Many American taxpayers earning a living in the UK pay more UK income taxes than they would otherwise pay in the US, and these surplus taxes (called excess Foreign Tax Credits) are only of value if they can be used to reduce US taxes. Essentially, pension contributions lower the individual’s UK taxable income, and in so doing allow the American taxpayer to reduce their overall tax liability. The most tax-efficient contribution from a US perspective is where the individual’s UK income is reduced to the point whereby the UK and US taxes become equivalent. As there are many factors to consider, for many Americans this may end up being quite a difficult calculation, so it is advisable that you seek advice from your tax advisor.
For an American taxpayer, the correct amount of contribution can effectively use up surplus Foreign Tax Credits, which otherwise would expire or not be utilised in full, and provide ‘tax basis’ in the pension from a US perspective. Tax basis represents value within the plan that is after-tax. This can be immensely valuable when qualified distributions are eventually taken from the plan.

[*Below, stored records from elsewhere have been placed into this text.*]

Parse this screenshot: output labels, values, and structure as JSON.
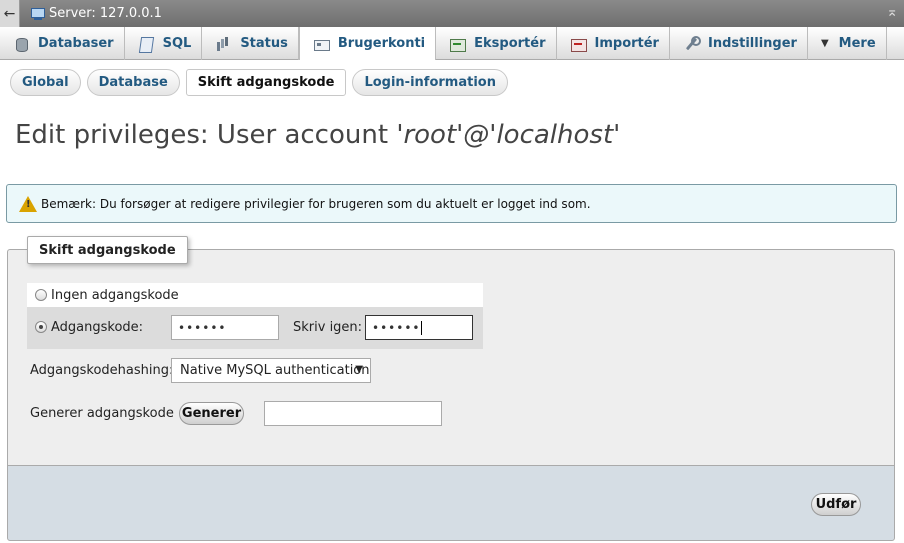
{
  "window": {
    "server_label": "Server: 127.0.0.1"
  },
  "tabs": [
    {
      "label": "Databaser",
      "icon": "database-icon"
    },
    {
      "label": "SQL",
      "icon": "sql-icon"
    },
    {
      "label": "Status",
      "icon": "status-icon"
    },
    {
      "label": "Brugerkonti",
      "icon": "users-icon",
      "active": true
    },
    {
      "label": "Eksportér",
      "icon": "export-icon"
    },
    {
      "label": "Importér",
      "icon": "import-icon"
    },
    {
      "label": "Indstillinger",
      "icon": "settings-icon"
    },
    {
      "label": "Mere",
      "icon": "chevron-down-icon"
    }
  ],
  "subtabs": [
    {
      "label": "Global"
    },
    {
      "label": "Database"
    },
    {
      "label": "Skift adgangskode",
      "active": true
    },
    {
      "label": "Login-information"
    }
  ],
  "page": {
    "title_prefix": "Edit privileges: User account ",
    "title_account": "'root'@'localhost'"
  },
  "notice": {
    "text": "Bemærk: Du forsøger at redigere privilegier for brugeren som du aktuelt er logget ind som."
  },
  "form": {
    "legend": "Skift adgangskode",
    "no_password_label": "Ingen adgangskode",
    "password_label": "Adgangskode:",
    "password_value": "••••••",
    "retype_label": "Skriv igen:",
    "retype_value": "••••••",
    "hashing_label": "Adgangskodehashing:",
    "hashing_selected": "Native MySQL authentication",
    "generate_label": "Generer adgangskode",
    "generate_button": "Generer",
    "generated_value": "",
    "submit_button": "Udfør"
  }
}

Effective tax planning conducted as early as possible could result in large savings over the life of the pension plan. For overseas Americans who plan on retiring in the US, the possibility of building basis in a pension plan presents an opportunity to make large savings over the life of the pension plan. Effective tax planning as early as possible is key to ensuring you can maximise the potential benefits of being an expat.
However, there are a few things that need to be taken into consideration when reviewing your pensions for tax efficiency. The most important point to note is that for US tax purposes all UK pension plans are considered ‘non-qualified plans.’ What that essentially means is that for a UK pension plan to receive preferential tax treatment under US rules it must meet certain strict conditions set out in the US tax code. Falling foul of these conditions could result in the pension plan being treated as a ‘Foreign Grantor Trust’, resulting in the loss of the ‘Retirement Plan’ tax-efficient wrapper and the contributions and income accrued within the plan being taxed annually, even if no distributions are made. In addition to this, as the pension plan would be considered a Trust under US rules, the 3520 and 3520-A Trust forms (Annual Return To Report Transactions With Foreign Trusts and Receipt of Certain Foreign Gifts) will need to be filed annually. As the pension wrapper does not exist in this case, any investments within the fund that are considered to be Passive Foreign Investment Companies (PFICs) would be subject to punitive tax rates. In certain situations, this treatment can work out to be the desired outcome, but in the majority of cases Americans would benefit from not receiving such treatment when contributing towards a UK pension plan. For many Americans living in the UK, relevant tax treaty elections can be made to avoid the negative treatment of non-qualified foreign pension plans, but in so doing certain tax planning opportunities may be forfeited.
The tax rules relating to pensions are quite complex, and anyone who has attempted to analyse the US/UK tax treaty and apply it to their own circumstance can appreciate how confusing things can become. Pensions can be the most tax efficient way to invest your money while living and working in the UK, and with the relatively high investment limits the time and effort spent reviewing your pension positions is likely to be a worthwhile investment.
Corniche Consulting’s London based US & UK specialist tax team provide comprehensive US and UK tax support for Americans living and working in the UK. If you would like to talk to someone in the team about your tax affairs, please email us at email@example.com.